Threads are also a reliable tool for corralling feedback. Let’s say you want your team’s thoughts on a new slide deck or a design mockup for your new website:

    1. Post the file in the #proj-new-website channel
    2. Ask your teammates to discuss what it’s missing “in thread.”
    3. Once you have your next steps or an update that’s relevant to everyone, share it in channel by checking the box that says “also send to #proj-new-website.”


Want to try this in Slack?

Install our training app, Slack Foundry, and give emoji reactions and threads a spin in the Get Feedback lesson.

Add Slack Foundry

3. Share past conversations with a click

You can share a message from any public channel by copying a link to the message and pasting it into a new one. The shared message will display inline wherever you paste it, skipping the need to go to another channel to read the message. It even links to the full conversation, which gives your recipient more context.

Three ways to set messages aside for later

As you go about your workday, you’ll likely receive messages you simply can’t respond to right away. Thankfully, there are three actions you can take to save them for a more convenient time.

1. Mark it as unread

Say you’re reading Slack five minutes before your next meeting. Or you’re in line at the grocery store and you open Slack on your phone. When you read a message but you can’t respond right away, marking as unread will maintain it as bold on your sidebar (including a notification badge for DMs, mentions, and keywords). Revisit the message later from your notifications or All Unreads views.

2. Set a reminder

If you need more time to respond or would like a reminder, set one on any message to alert you later.

Let’s say you see a message first thing in the morning that says, “Don’t forget to submit feedback on new website designs by 5 p.m. today.” Choose “Remind me about this” and pick a time in the future. When it rolls around, you’ll get a reminder from Slackbot with a link to the message.

3. Star the message

Star individual messages to save them for easy access later. You can think of starring messages as way to create personal bookmarks.

Working with messages in Slack is key to collaborating with your team and across your company. With these tips, you can get your points across freely in ways that are easy for everyone to understand. You’ll be able to notify the right people at the right moments—or table your own responses for a time that works best for you.

Remind social illustration
Never forget the little things with /remind

Slack’s reminders feature makes sure no message or action item slips through the cracks.

Read the story

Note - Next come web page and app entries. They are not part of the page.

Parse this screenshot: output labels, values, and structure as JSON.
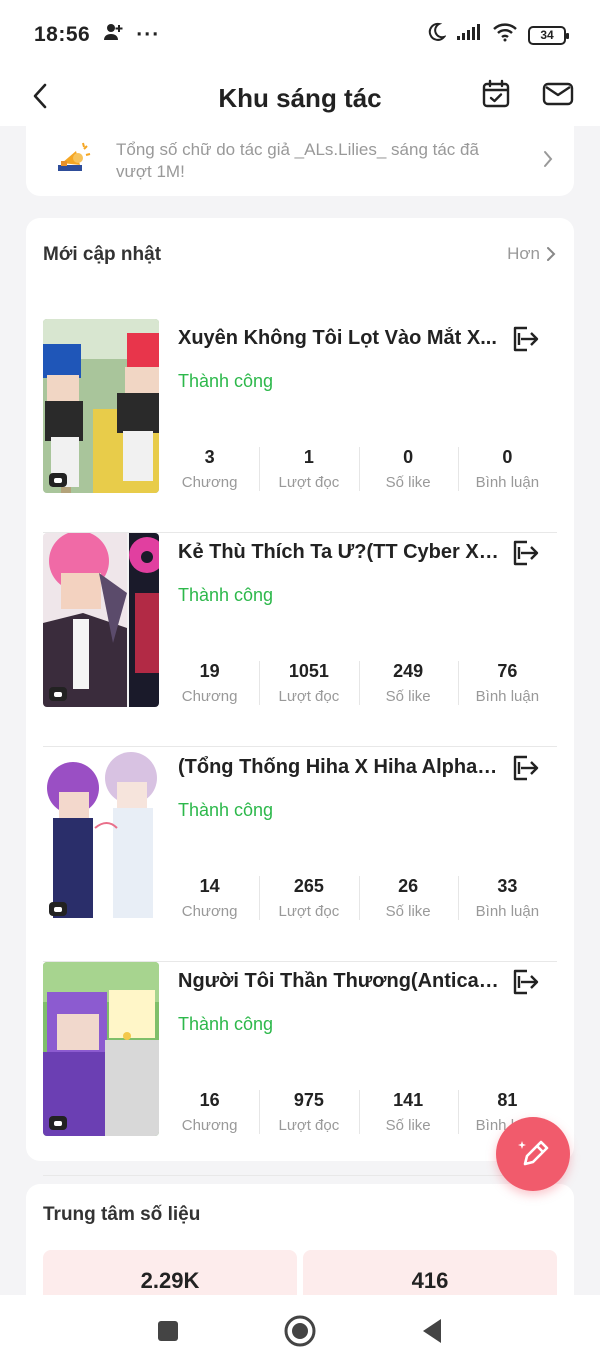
{
  "status_bar": {
    "time": "18:56",
    "battery": "34"
  },
  "header": {
    "title": "Khu sáng tác"
  },
  "notice": {
    "text": "Tổng số chữ do tác giả _ALs.Lilies_ sáng tác đã vượt 1M!"
  },
  "updates": {
    "heading": "Mới cập nhật",
    "more_label": "Hơn",
    "stat_labels": [
      "Chương",
      "Lượt đọc",
      "Số like",
      "Bình luận"
    ],
    "stories": [
      {
        "title": "Xuyên Không Tôi Lọt Vào Mắt X...",
        "status": "Thành công",
        "stats": [
          "3",
          "1",
          "0",
          "0"
        ]
      },
      {
        "title": "Kẻ Thù Thích Ta Ư?(TT Cyber X ...",
        "status": "Thành công",
        "stats": [
          "19",
          "1051",
          "249",
          "76"
        ]
      },
      {
        "title": "(Tổng Thống Hiha X Hiha Alpha)...",
        "status": "Thành công",
        "stats": [
          "14",
          "265",
          "26",
          "33"
        ]
      },
      {
        "title": "Người Tôi Thần Thương(Anticat...",
        "status": "Thành công",
        "stats": [
          "16",
          "975",
          "141",
          "81"
        ]
      }
    ]
  },
  "data_center": {
    "heading": "Trung tâm số liệu",
    "values": [
      "2.29K",
      "416"
    ]
  },
  "colors": {
    "accent": "#f15b6c",
    "success": "#2db84b"
  }
}
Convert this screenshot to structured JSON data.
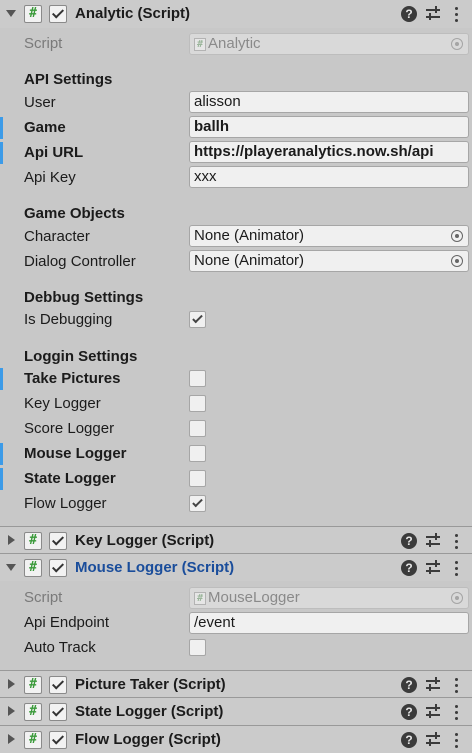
{
  "components": {
    "analytic": {
      "title": "Analytic (Script)",
      "script_label": "Script",
      "script_value": "Analytic",
      "api_section": "API Settings",
      "user_label": "User",
      "user_value": "alisson",
      "game_label": "Game",
      "game_value": "ballh",
      "api_url_label": "Api URL",
      "api_url_value": "https://playeranalytics.now.sh/api",
      "api_key_label": "Api Key",
      "api_key_value": "xxx",
      "go_section": "Game Objects",
      "character_label": "Character",
      "character_value": "None (Animator)",
      "dialog_label": "Dialog Controller",
      "dialog_value": "None (Animator)",
      "debug_section": "Debbug Settings",
      "is_debugging_label": "Is Debugging",
      "is_debugging": true,
      "loggin_section": "Loggin Settings",
      "take_pictures_label": "Take Pictures",
      "take_pictures": false,
      "key_logger_label": "Key Logger",
      "key_logger": false,
      "score_logger_label": "Score Logger",
      "score_logger": false,
      "mouse_logger_label": "Mouse Logger",
      "mouse_logger": false,
      "state_logger_label": "State Logger",
      "state_logger": false,
      "flow_logger_label": "Flow Logger",
      "flow_logger": true
    },
    "key_logger": {
      "title": "Key Logger (Script)"
    },
    "mouse_logger": {
      "title": "Mouse Logger (Script)",
      "script_label": "Script",
      "script_value": "MouseLogger",
      "endpoint_label": "Api Endpoint",
      "endpoint_value": "/event",
      "auto_track_label": "Auto Track",
      "auto_track": false
    },
    "picture_taker": {
      "title": "Picture Taker (Script)"
    },
    "state_logger": {
      "title": "State Logger (Script)"
    },
    "flow_logger": {
      "title": "Flow Logger (Script)"
    }
  },
  "icons": {
    "script": "script-icon",
    "help": "help-icon",
    "presets": "presets-icon",
    "context_menu": "kebab-menu-icon",
    "object_picker": "object-picker-icon"
  },
  "colors": {
    "modified_bar": "#3c9be8",
    "selected_title": "#1a4d9b",
    "panel_bg": "#c8c8c8"
  }
}
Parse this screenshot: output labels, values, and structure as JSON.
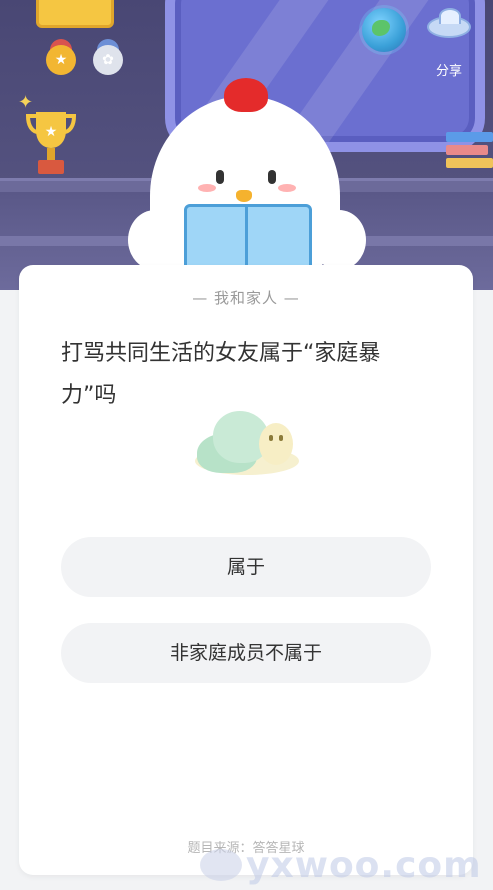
{
  "header": {
    "share_label": "分享"
  },
  "card": {
    "category": "— 我和家人 —",
    "question": "打骂共同生活的女友属于“家庭暴力”吗",
    "options": [
      {
        "label": "属于"
      },
      {
        "label": "非家庭成员不属于"
      }
    ],
    "source": "题目来源：答答星球"
  },
  "watermark": {
    "text": "yxwoo.com"
  },
  "colors": {
    "header_bg": "#4b4a78",
    "card_bg": "#ffffff",
    "option_bg": "#f2f3f5",
    "comb_red": "#e42b2b"
  }
}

Slack is the collaboration hub, where the right people are always in the loop and key information is always at their fingertips. Teamwork in Slack happens in channels — searchable conversations that keep work organized and teams better connected.